carrier and a proton pump.Ubiquinone is an electron carrier only; it is not a proton
pump. Therefore, ubiquinone does not increase the H
+ concentration in the intermembrane space.
The reduced form of ubiquinone then continues to move through the hydrophobic region of the membrane by diffusion.
When the ubiquinone comes in contact with the next carrier in the electron-transport chain, the electron is transferred
to this protein complex, known as cytochrome reductase, or the cytochrome b-c1
complex. This complex is actually a dimer, i.e., it consists of two membrane-spanning protein
subunits. Electrons from ubiquinone are first accepted by the subunit called cytochrome b, which then passes the
electron to the other protein subunit of cytochrome reductase, which is called cytochrome c1. As shown in
Table 2, the cytochrome c1 subunit has a higher reduction potential than the cytochrome b subunit.
From cytochrome reductase, the electron is picked up by another mobile electron carrier,
cytochrome c (not to be confused with the cytochrome c1 subunit of cytochrome
reductase). Cytochrome c is a small protein containing one heme group. When the oxidized form of cytochrome c contacts
the cytochrome reductase complex by a random collision, its heme group can accept an electron from the heme group of
the cytochrome c1 subunit (in cytochrome reductase). Cytochrome c then carries this electron until the
carrier collides with the final protein carrier in the electron-transport chain, cytochrome oxidase.
Like NADH-Q reductase, cytochrome reductase acts as both an electron carrier and a proton pump.
As the electron is spontaneously transferred from one group to another in the protein complex, free energy is released.
This free energy is used to pump protons from the matrix, across the inner mitochondrial membrane (through cytochrome
reductase), and into the intermembrane space. Hence, the proton gradient is increased further.
Cytochrome oxidase (Figure 6a and 6b) is the best understood of all the electron-carrier
proteins involved in oxidative phosphorylation. In many ways this protein is similar to NADH-Q reductase and cytochrome

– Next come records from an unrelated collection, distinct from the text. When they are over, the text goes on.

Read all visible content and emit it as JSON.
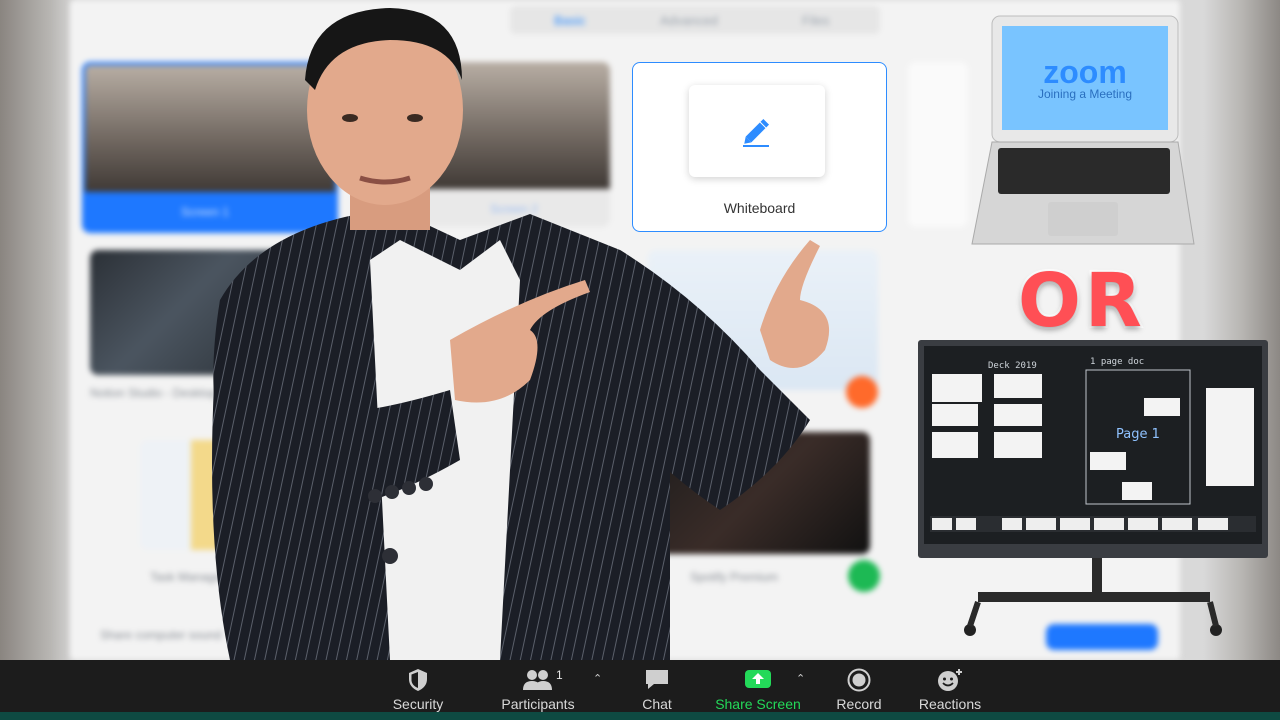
{
  "dialog": {
    "tabs": [
      "Basic",
      "Advanced",
      "Files"
    ],
    "tiles": [
      {
        "caption": "Screen 1"
      },
      {
        "caption": "Screen 2"
      },
      {
        "caption": "Whiteboard"
      },
      {
        "caption": "Notion Studio - Desktop"
      },
      {
        "caption": "Task Manager"
      },
      {
        "caption": "Spotify Premium"
      }
    ],
    "checkbox_label": "Share computer sound",
    "accent_color": "#1e78ff"
  },
  "laptop": {
    "logo": "zoom",
    "subtitle": "Joining a Meeting"
  },
  "overlay_text": "OR",
  "whiteboard_display": {
    "title": "Deck 2019",
    "panel_title": "1 page doc",
    "page_label": "Page 1"
  },
  "toolbar": {
    "participants_count": "1",
    "items": [
      {
        "label": "Security",
        "icon": "shield-icon"
      },
      {
        "label": "Participants",
        "icon": "people-icon"
      },
      {
        "label": "Chat",
        "icon": "chat-bubble-icon"
      },
      {
        "label": "Share Screen",
        "icon": "share-screen-icon"
      },
      {
        "label": "Record",
        "icon": "record-icon"
      },
      {
        "label": "Reactions",
        "icon": "emoji-add-icon"
      }
    ],
    "share_color": "#23d959",
    "background_color": "#1c1c1c"
  }
}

reductase, which are discussed above. Cytochrome oxidase accepts an electron from cytochrome c, and passes it to
O2, the final electron acceptor in this chain. The mechanism for this final electron transfer is described
in the yellow box, below. (It is interesting to note that azide, which is used in

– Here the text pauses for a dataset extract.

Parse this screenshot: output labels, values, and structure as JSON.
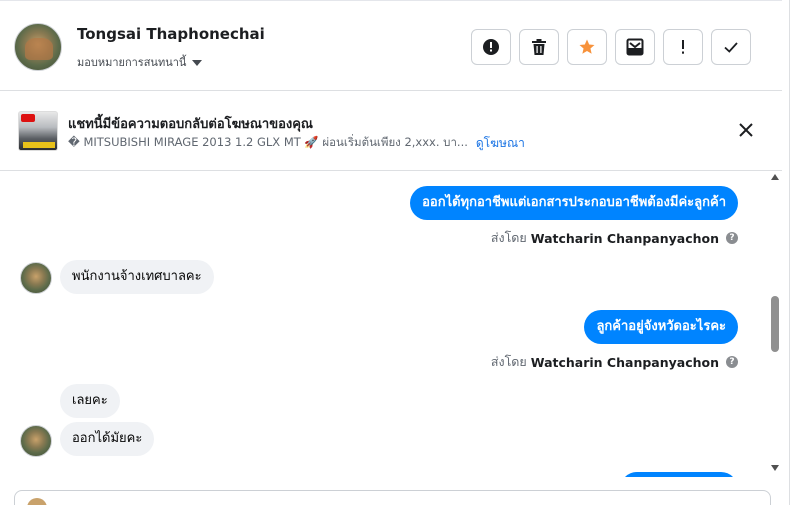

airbags, is toxic to us because it binds to cytochrome oxidase and
blocks this important electron transfer.) As with the other proteins, the free energy from the

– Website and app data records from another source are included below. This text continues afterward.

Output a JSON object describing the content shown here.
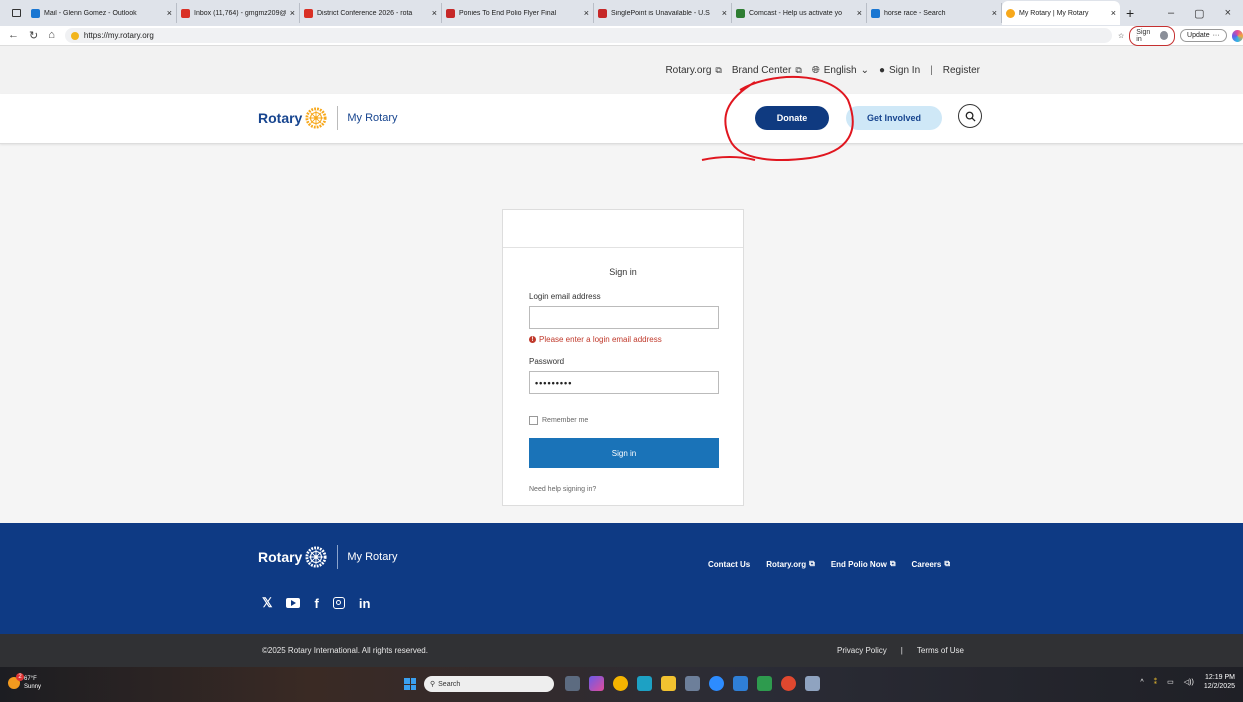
{
  "browser": {
    "tabs": [
      {
        "title": "Mail - Glenn Gomez - Outlook",
        "color": "#1976d2"
      },
      {
        "title": "Inbox (11,764) - gmgmz209@",
        "color": "#d93025"
      },
      {
        "title": "District Conference 2026 - rota",
        "color": "#d93025"
      },
      {
        "title": "Ponies To End Polio Flyer Final",
        "color": "#c62828"
      },
      {
        "title": "SinglePoint is Unavailable - U.S",
        "color": "#c62828"
      },
      {
        "title": "Comcast - Help us activate yo",
        "color": "#2e7d32"
      },
      {
        "title": "horse race - Search",
        "color": "#1976d2"
      },
      {
        "title": "My Rotary | My Rotary",
        "color": "#f7a81b"
      }
    ],
    "url": "https://my.rotary.org",
    "signin_pill": "Sign in",
    "update_pill": "Update"
  },
  "utility": {
    "rotary_org": "Rotary.org",
    "brand_center": "Brand Center",
    "language": "English",
    "sign_in": "Sign In",
    "separator": "|",
    "register": "Register"
  },
  "header": {
    "logo_word": "Rotary",
    "logo_sub": "My Rotary",
    "donate": "Donate",
    "get_involved": "Get Involved"
  },
  "signin": {
    "title": "Sign in",
    "email_label": "Login email address",
    "email_value": "",
    "error": "Please enter a login email address",
    "password_label": "Password",
    "password_value": "•••••••••",
    "remember": "Remember me",
    "button": "Sign in",
    "help": "Need help signing in?"
  },
  "footer": {
    "logo_word": "Rotary",
    "logo_sub": "My Rotary",
    "links": [
      "Contact Us",
      "Rotary.org",
      "End Polio Now",
      "Careers"
    ],
    "social": [
      "X",
      "YouTube",
      "f",
      "Instagram",
      "in"
    ],
    "copyright": "©2025 Rotary International. All rights reserved.",
    "privacy": "Privacy Policy",
    "divider": "|",
    "terms": "Terms of Use"
  },
  "taskbar": {
    "temp": "67°F",
    "condition": "Sunny",
    "badge": "2",
    "search": "Search",
    "time": "12:19 PM",
    "date": "12/2/2025"
  },
  "colors": {
    "rotary_blue": "#17458f",
    "footer_blue": "#0e3a84",
    "button_blue": "#1a73b8",
    "rotary_gold": "#f7a81b",
    "error_red": "#c0392b"
  }
}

spontaneous oxidation-reduction reaction is used to pump more protons into the intermembrane space, increasing the
proton gradient even further.
Mechanism for Safely Transferring Electrons to Molecular Oxygen
Cytochrome oxidase also has an important, unique feature that is necessary because it transfers its electrons to
O2. O2 has a difficult time picking up one extra electron to form the free-radical species
O2-; however, once O2 has accepted one electron it becomes very reactive, and can
easily accept more electrons, or participate in other chemical reactions. (A free radical is a group that contains
an unpaired electron. Free radicals are extremely reactive.) Many of the chemical reactions that the free radical
O2- could participate in, such as the destruction of fatty acids that make up membranes, would
be very harmful to the body. Cytochrome oxidase acts as an enzyme to help add the first electron to O2.
However, recall that cytochrome oxidase can only transfer one electron at a time to oxygen, and that adding only
one electron would result in a dangerous free radical. Hence, the protein must have a mechanism to hold the oxygen
in place until all four electrons have been transferred to O2 (i.e., until the
oxygen has been reduced completely to H2O), so that the free radical generated after the first electron
transfer does not escape and do great harm to the cells. Cytochrome oxidase contains a special
bimetallic center consisting of a heme (iron-containing) group in close proximity to a
copper atom. Oxygen is trapped between these two metal atoms until it has been completely reduced to H2O.
The water molecules that are generated can then exit the protein complex.